Recent satellite imagery analysis reveals China’s extensive upgrades to its naval bases, undertaken to support its rapidly expanding combat fleet. With the People’s Liberation Army (PLA) Navy set to introduce multiple surface combatants, including destroyers and frigates, the need for enhanced infrastructure becomes apparent.
Expanding Naval Power
Growing Naval Strength
China’s PLA Navy, the second-largest globally, is on track to introduce a minimum of 10 surface combatants by the end of the year. This includes Type 052D destroyers and Type 054B frigates, collectively weighing 72,000 tonnes. In addition, China’s existing fleet boasts two operational aircraft carriers, eight Type 055 cruisers, three Type 075 landing helicopter docks, and nine Type 071 amphibious transport docks.
Challenges of Expansion
As the active warship count is expected to exceed 600 this year, the construction of larger piers struggles to keep up with the rate of new ship launches. This has led to the utilization of innovative mooring methods and the enlistment of retired sailors to crew these vessels, prompting comparisons to “dumping dumplings into soup.”
Satellite Insights into Naval Bases
Yulin Naval Base, Sanya
Satellite imagery analysis from Google Earth highlights new construction and expansion projects at the Yulin naval base in Sanya. The initiation of work on large piers capable of accommodating four Type 075 landing helicopter docks has been observed.
Zhanjiang Base and Innovative Mooring
At the South Sea Fleet’s base in Zhanjiang, satellite imagery reveals up to three warships berthed side by side, parallel to a small pier. This innovative mooring technique allows for efficient replenishment tasks. However, experts emphasize that building more large piers remains a long-term solution.
Naval Bases and Strategic Importance
South China Sea Access
Yulin and Zhanjiang naval bases play a crucial role in providing strategic access to the South China Sea. These bases support logistical operations for flotillas engaged in anti-piracy escort missions off Somalia and the Gulf of Aden. Yulin serves as the home base for China’s domestically built aircraft carrier, the Shandong.
Construction Efforts and Overseas Base
Ongoing construction efforts at Huludao shipyard and Bohai submarine building plant, along with the establishment of an overseas base in Djibouti, further demonstrate China’s commitment to expanding its naval capabilities.

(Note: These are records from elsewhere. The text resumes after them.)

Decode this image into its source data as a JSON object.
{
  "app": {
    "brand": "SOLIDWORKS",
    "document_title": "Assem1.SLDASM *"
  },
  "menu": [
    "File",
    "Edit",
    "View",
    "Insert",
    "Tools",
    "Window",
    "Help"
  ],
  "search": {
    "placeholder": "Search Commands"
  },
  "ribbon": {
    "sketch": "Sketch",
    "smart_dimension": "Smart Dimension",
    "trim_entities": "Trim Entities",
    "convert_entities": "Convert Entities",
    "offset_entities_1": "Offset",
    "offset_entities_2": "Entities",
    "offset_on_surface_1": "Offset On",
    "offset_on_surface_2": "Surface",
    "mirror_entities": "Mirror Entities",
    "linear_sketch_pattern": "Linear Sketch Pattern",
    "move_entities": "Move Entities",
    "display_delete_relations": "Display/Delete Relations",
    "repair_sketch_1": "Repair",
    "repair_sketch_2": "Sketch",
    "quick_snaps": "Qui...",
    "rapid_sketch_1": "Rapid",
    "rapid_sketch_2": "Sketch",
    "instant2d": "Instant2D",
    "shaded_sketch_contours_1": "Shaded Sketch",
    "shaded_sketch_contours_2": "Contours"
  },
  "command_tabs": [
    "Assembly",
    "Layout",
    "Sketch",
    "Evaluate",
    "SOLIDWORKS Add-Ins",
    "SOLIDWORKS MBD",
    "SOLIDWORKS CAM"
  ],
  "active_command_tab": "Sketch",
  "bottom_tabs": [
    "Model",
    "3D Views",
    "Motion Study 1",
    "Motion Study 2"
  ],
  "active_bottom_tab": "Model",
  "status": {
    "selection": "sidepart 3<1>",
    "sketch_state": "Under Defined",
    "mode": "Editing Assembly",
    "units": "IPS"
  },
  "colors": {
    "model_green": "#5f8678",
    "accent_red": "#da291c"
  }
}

The Djibouti base supports anti-piracy and peacekeeping missions, while Gwadar in Pakistan may serve as an offshore base in the future.
China’s naval bases have undergone significant upgrades to accommodate its expanding combat fleet. With satellite imagery providing valuable insights, China’s efforts to strengthen its naval power are evident. As the PLA Navy continues to grow, the development of infrastructure and strategic overseas bases remains a key focus for China’s maritime ambitions.